### Task instructions:
State how many lines in the entries below hold the word "balance", with nothing besides the number.

### Dataset content:
=-=-=-=-=

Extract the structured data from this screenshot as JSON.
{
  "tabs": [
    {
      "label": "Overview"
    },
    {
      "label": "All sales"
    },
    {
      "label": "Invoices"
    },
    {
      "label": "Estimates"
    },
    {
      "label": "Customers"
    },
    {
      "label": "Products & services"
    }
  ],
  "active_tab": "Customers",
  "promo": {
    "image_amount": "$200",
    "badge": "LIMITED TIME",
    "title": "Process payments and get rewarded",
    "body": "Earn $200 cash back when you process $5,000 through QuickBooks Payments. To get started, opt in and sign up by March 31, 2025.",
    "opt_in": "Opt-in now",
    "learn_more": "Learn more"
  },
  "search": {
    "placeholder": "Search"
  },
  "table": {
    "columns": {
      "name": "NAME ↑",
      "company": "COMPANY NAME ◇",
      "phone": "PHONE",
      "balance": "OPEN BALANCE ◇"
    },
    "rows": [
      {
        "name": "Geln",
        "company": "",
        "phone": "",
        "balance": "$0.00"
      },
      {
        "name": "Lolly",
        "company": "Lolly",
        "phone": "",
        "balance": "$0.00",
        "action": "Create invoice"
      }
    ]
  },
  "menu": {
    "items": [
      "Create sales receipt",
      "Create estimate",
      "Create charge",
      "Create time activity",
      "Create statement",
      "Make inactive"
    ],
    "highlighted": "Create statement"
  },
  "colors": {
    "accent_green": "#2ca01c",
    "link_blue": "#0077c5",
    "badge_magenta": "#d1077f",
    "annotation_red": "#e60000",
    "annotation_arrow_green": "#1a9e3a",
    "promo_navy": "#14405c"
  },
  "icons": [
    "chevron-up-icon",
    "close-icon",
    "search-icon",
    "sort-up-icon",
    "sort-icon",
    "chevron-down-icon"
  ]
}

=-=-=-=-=

### Response to the exercise:
3